Activity
Every line below that includes "panorama" counts toward the total. Report that total alone.

Data to process
========================================

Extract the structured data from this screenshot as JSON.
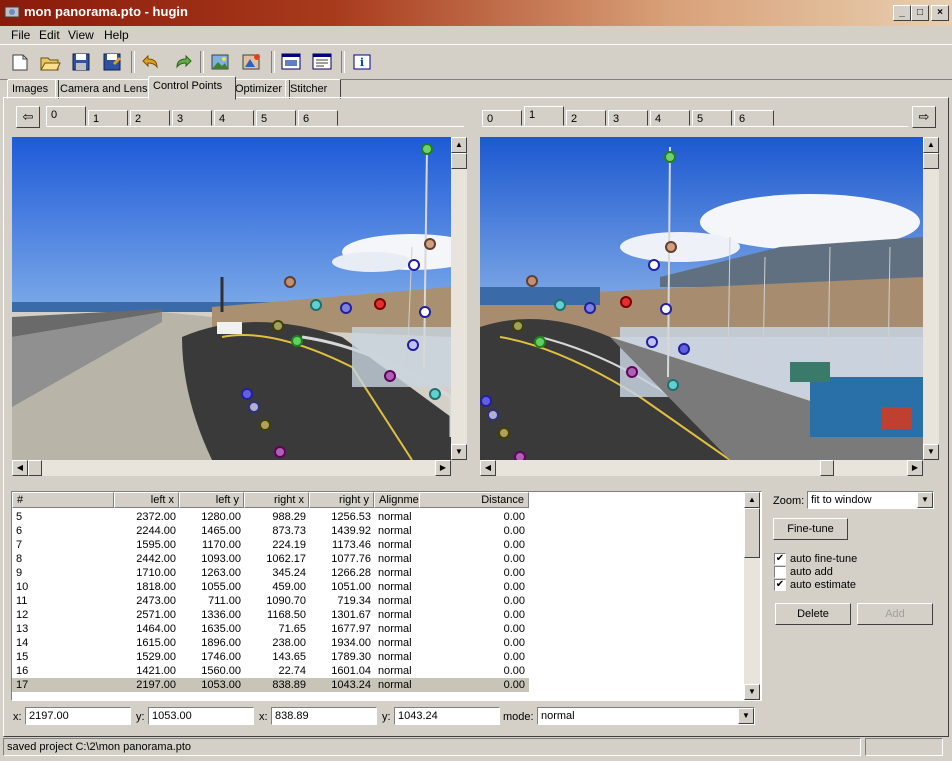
{
  "window": {
    "title": "mon panorama.pto - hugin",
    "buttons": [
      "_",
      "□",
      "×"
    ]
  },
  "menu": [
    "File",
    "Edit",
    "View",
    "Help"
  ],
  "toolbar_icons": [
    "new-icon",
    "open-icon",
    "save-icon",
    "save-as-icon",
    "undo-icon",
    "redo-icon",
    "add-images-icon",
    "optimize-icon",
    "preview-icon",
    "properties-icon",
    "about-icon"
  ],
  "main_tabs": [
    "Images",
    "Camera and Lens",
    "Control Points",
    "Optimizer",
    "Stitcher"
  ],
  "left_image_tabs": [
    "0",
    "1",
    "2",
    "3",
    "4",
    "5",
    "6"
  ],
  "right_image_tabs": [
    "0",
    "1",
    "2",
    "3",
    "4",
    "5",
    "6"
  ],
  "table": {
    "headers": [
      "#",
      "left x",
      "left y",
      "right x",
      "right y",
      "Alignment",
      "Distance"
    ],
    "rows": [
      [
        "5",
        "2372.00",
        "1280.00",
        "988.29",
        "1256.53",
        "normal",
        "0.00"
      ],
      [
        "6",
        "2244.00",
        "1465.00",
        "873.73",
        "1439.92",
        "normal",
        "0.00"
      ],
      [
        "7",
        "1595.00",
        "1170.00",
        "224.19",
        "1173.46",
        "normal",
        "0.00"
      ],
      [
        "8",
        "2442.00",
        "1093.00",
        "1062.17",
        "1077.76",
        "normal",
        "0.00"
      ],
      [
        "9",
        "1710.00",
        "1263.00",
        "345.24",
        "1266.28",
        "normal",
        "0.00"
      ],
      [
        "10",
        "1818.00",
        "1055.00",
        "459.00",
        "1051.00",
        "normal",
        "0.00"
      ],
      [
        "11",
        "2473.00",
        "711.00",
        "1090.70",
        "719.34",
        "normal",
        "0.00"
      ],
      [
        "12",
        "2571.00",
        "1336.00",
        "1168.50",
        "1301.67",
        "normal",
        "0.00"
      ],
      [
        "13",
        "1464.00",
        "1635.00",
        "71.65",
        "1677.97",
        "normal",
        "0.00"
      ],
      [
        "14",
        "1615.00",
        "1896.00",
        "238.00",
        "1934.00",
        "normal",
        "0.00"
      ],
      [
        "15",
        "1529.00",
        "1746.00",
        "143.65",
        "1789.30",
        "normal",
        "0.00"
      ],
      [
        "16",
        "1421.00",
        "1560.00",
        "22.74",
        "1601.04",
        "normal",
        "0.00"
      ],
      [
        "17",
        "2197.00",
        "1053.00",
        "838.89",
        "1043.24",
        "normal",
        "0.00"
      ]
    ]
  },
  "controls": {
    "zoom_label": "Zoom:",
    "zoom_value": "fit to window",
    "finetune_button": "Fine-tune",
    "auto_finetune": {
      "label": "auto fine-tune",
      "checked": true
    },
    "auto_add": {
      "label": "auto add",
      "checked": false
    },
    "auto_estimate": {
      "label": "auto estimate",
      "checked": true
    },
    "delete_button": "Delete",
    "add_button": "Add"
  },
  "fields": {
    "x_label": "x:",
    "x1": "2197.00",
    "y_label": "y:",
    "y1": "1053.00",
    "x2_label": "x:",
    "x2": "838.89",
    "y2_label": "y:",
    "y2": "1043.24",
    "mode_label": "mode:",
    "mode": "normal"
  },
  "status": "saved project C:\\2\\mon panorama.pto",
  "colors": {
    "title_start": "#8a1a0a",
    "face": "#d4d0c8",
    "selection": "#c8c4b8"
  }
}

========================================

Task response
2